- Oxygen therapy
- Intravenous diuretics to decrease fluid in the chest
- Pimobendan to improve heart strength and lower blood pressure
- Vasodilators to improve circulation
- Beta blockers to decrease blood pressure
- Bronchodilators to increase breathing ability
- Antiarrhythmic medications, to regulate heart rhythm
- Specialized diet
Financial options for your pet’s nutritionally-mediated dilated cardiomyopathy
Pets undergoing nutritionally-mediated DCM treatment may require an extended hospital stay, several checkups, and lifelong medical management which can result in a large veterinary bill. However, pet health insurance—like Trupanion—will ensure you can cover the costs for your pet’s veterinary care. Trupanion can pay your veterinary clinic directly which eliminates the need to submit paperwork and wait for reimbursements. Other alternative payment options include:
- Care Credit
- Scratch Pay
- Pet health savings accounts
- Short-term loans
Nutritionally-mediated dilated cardiomyopathy prevention in pets
Feeding your pet a complete and balanced diet approved by the Association of the American Feed Control Officials (AAFCO) is the best way to prevent nutritionally-mediated DCM. AAFCO-approved foods contain all of the required nutrients needed to maintain your pet’s heart and overall organ health. Always consult your family veterinarian before changing your pet’s diet to ensure they are receiving required nutrients.
Call your family veterinarian if your pet has been eating a BEG diet, or, if your pet has DCM signs.
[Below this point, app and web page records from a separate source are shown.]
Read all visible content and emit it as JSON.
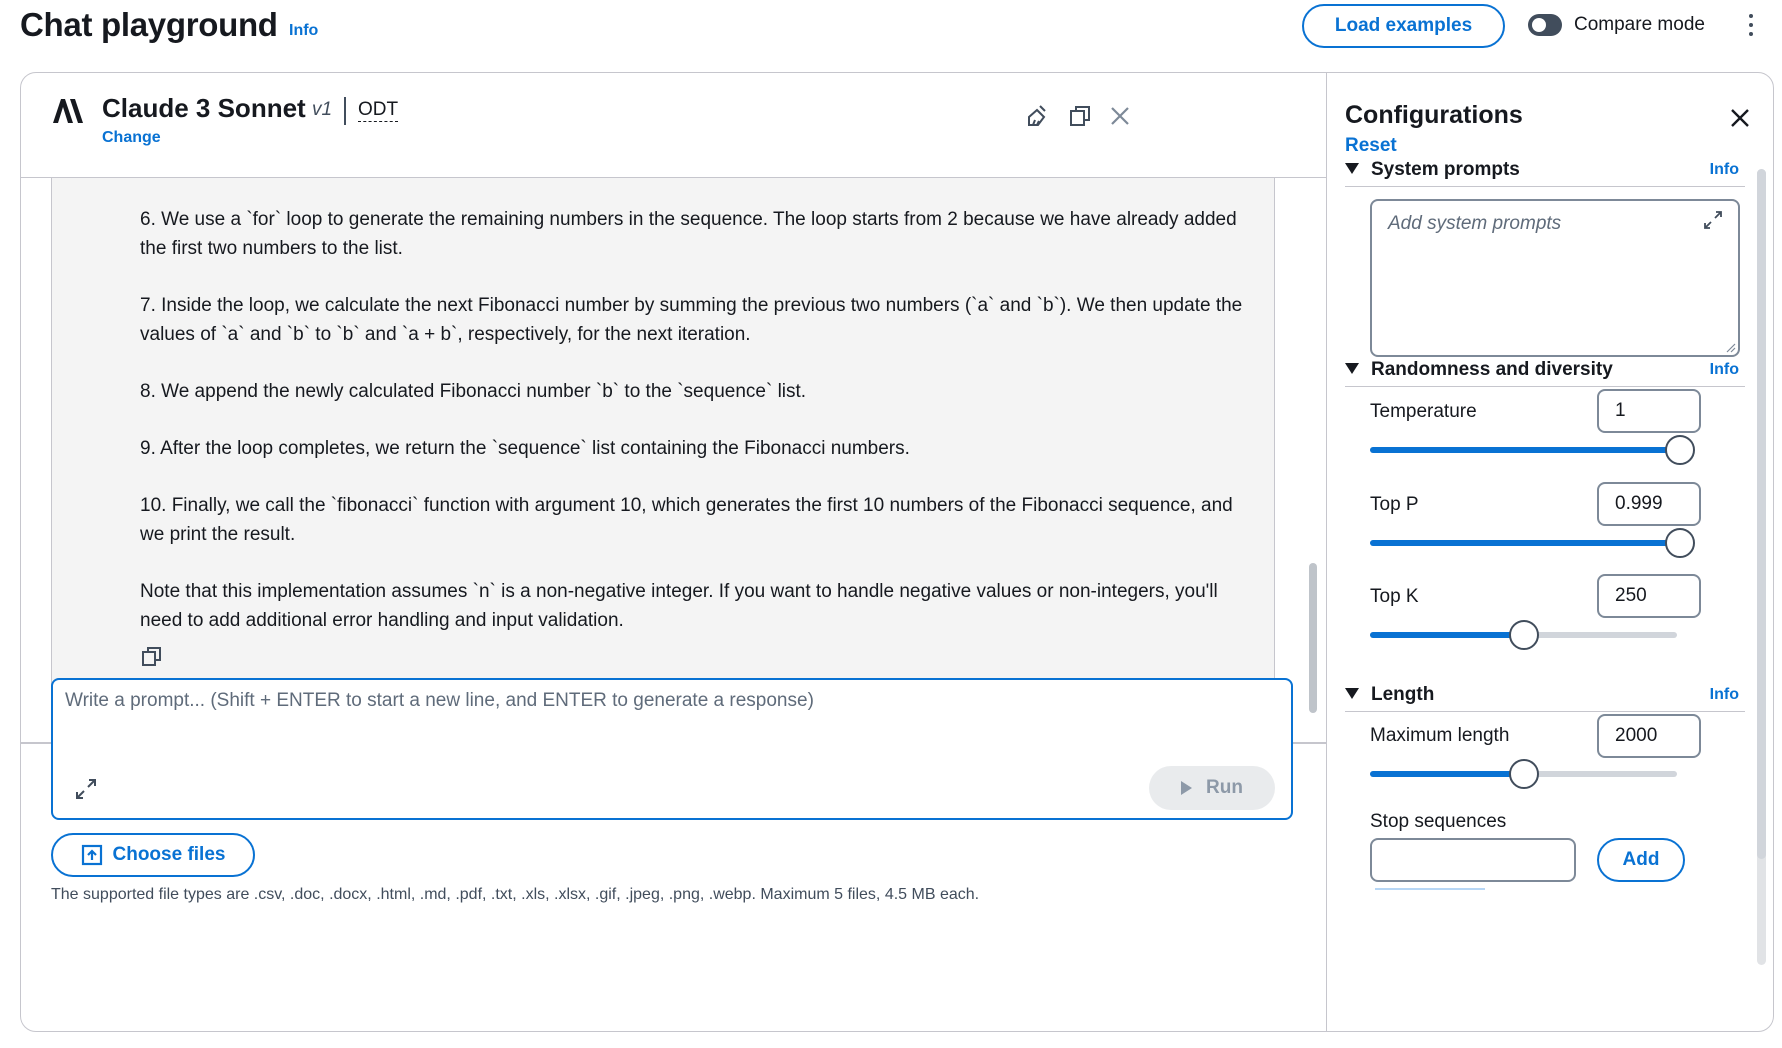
{
  "header": {
    "title": "Chat playground",
    "info_link": "Info",
    "load_examples": "Load examples",
    "compare_mode": "Compare mode"
  },
  "model": {
    "name": "Claude 3 Sonnet",
    "version": "v1",
    "throughput": "ODT",
    "change": "Change"
  },
  "response": {
    "paragraphs": [
      "6. We use a `for` loop to generate the remaining numbers in the sequence. The loop starts from 2 because we have already added the first two numbers to the list.",
      "7. Inside the loop, we calculate the next Fibonacci number by summing the previous two numbers (`a` and `b`). We then update the values of `a` and `b` to `b` and `a + b`, respectively, for the next iteration.",
      "8. We append the newly calculated Fibonacci number `b` to the `sequence` list.",
      "9. After the loop completes, we return the `sequence` list containing the Fibonacci numbers.",
      "10. Finally, we call the `fibonacci` function with argument 10, which generates the first 10 numbers of the Fibonacci sequence, and we print the result.",
      "Note that this implementation assumes `n` is a non-negative integer. If you want to handle negative values or non-integers, you'll need to add additional error handling and input validation."
    ]
  },
  "composer": {
    "placeholder": "Write a prompt... (Shift + ENTER to start a new line, and ENTER to generate a response)",
    "run": "Run",
    "choose_files": "Choose files",
    "file_hint": "The supported file types are .csv, .doc, .docx, .html, .md, .pdf, .txt, .xls, .xlsx, .gif, .jpeg, .png, .webp. Maximum 5 files, 4.5 MB each."
  },
  "config": {
    "title": "Configurations",
    "reset": "Reset",
    "system_prompts": {
      "label": "System prompts",
      "info": "Info",
      "placeholder": "Add system prompts"
    },
    "randomness": {
      "label": "Randomness and diversity",
      "info": "Info",
      "temperature": {
        "label": "Temperature",
        "value": "1",
        "fraction": 1.0
      },
      "top_p": {
        "label": "Top P",
        "value": "0.999",
        "fraction": 0.999
      },
      "top_k": {
        "label": "Top K",
        "value": "250",
        "fraction": 0.5
      }
    },
    "length": {
      "label": "Length",
      "info": "Info",
      "max_length": {
        "label": "Maximum length",
        "value": "2000",
        "fraction": 0.5
      },
      "stop_sequences": {
        "label": "Stop sequences",
        "add": "Add"
      }
    }
  },
  "colors": {
    "accent": "#0972d3",
    "border": "#c6c6cd",
    "text": "#16191f",
    "muted": "#5f6b7a",
    "card_bg": "#f4f4f4"
  },
  "icons": [
    "anthropic-logo-icon",
    "clear-conversation-icon",
    "copy-icon",
    "close-icon",
    "expand-icon",
    "play-icon",
    "upload-icon",
    "caret-down-icon",
    "kebab-menu-icon"
  ]
}
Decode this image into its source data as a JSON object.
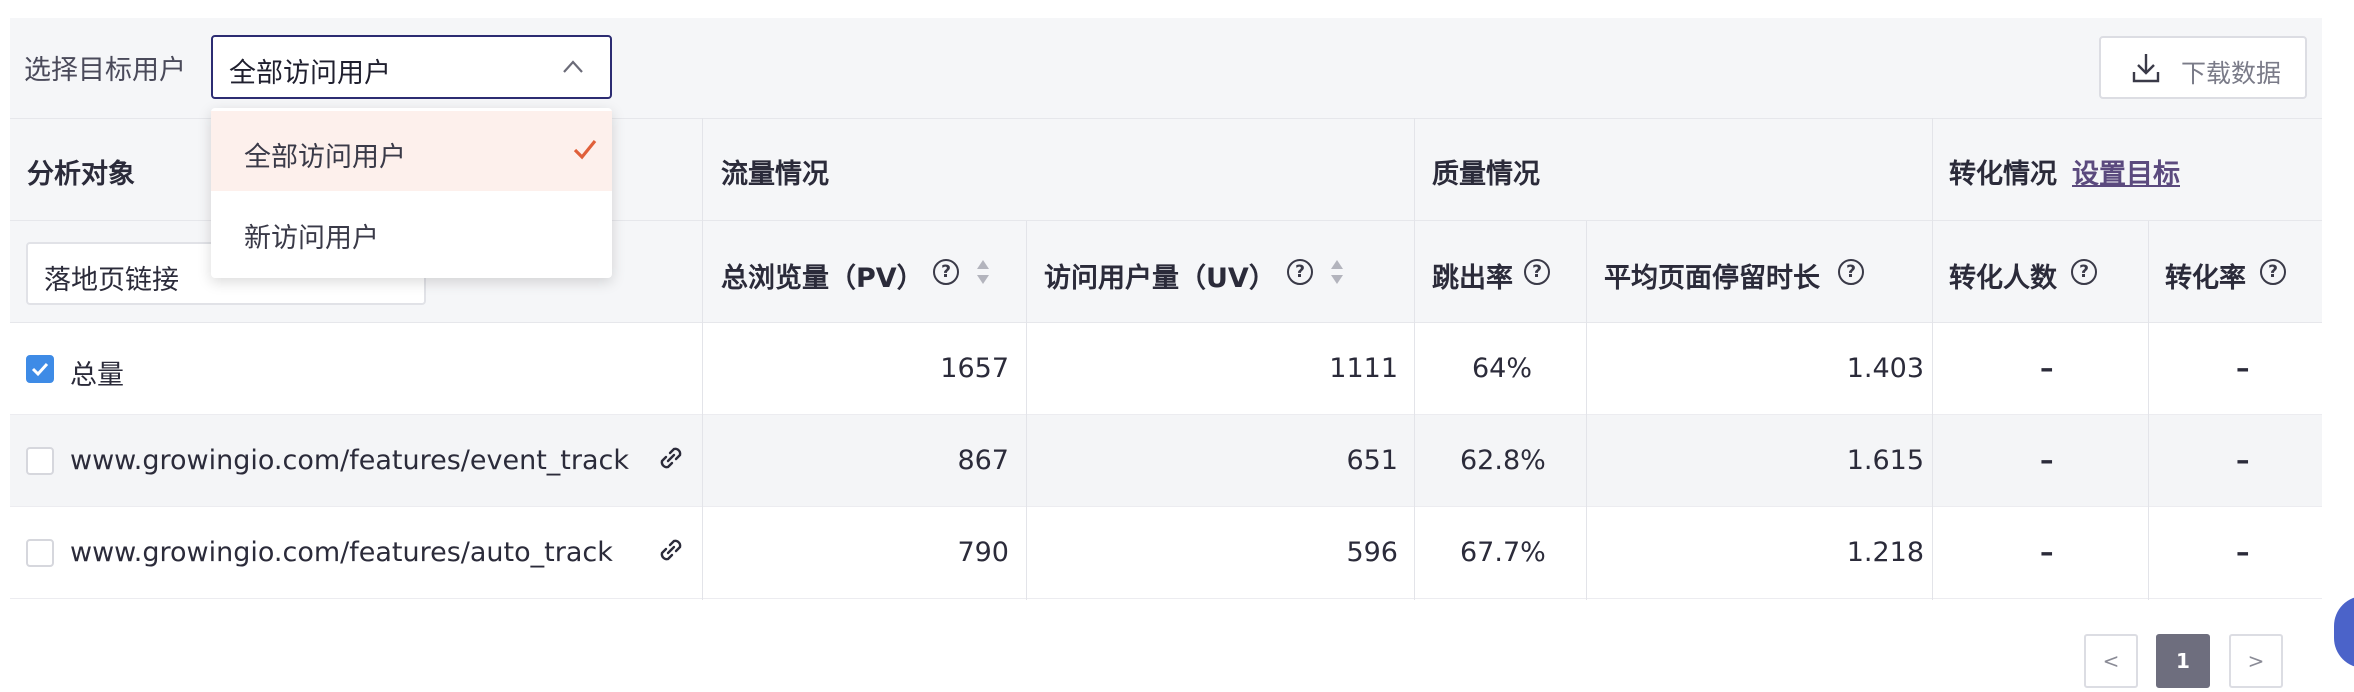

If it is after hours, call Animal Emergency Care for emergent help. #AECprevents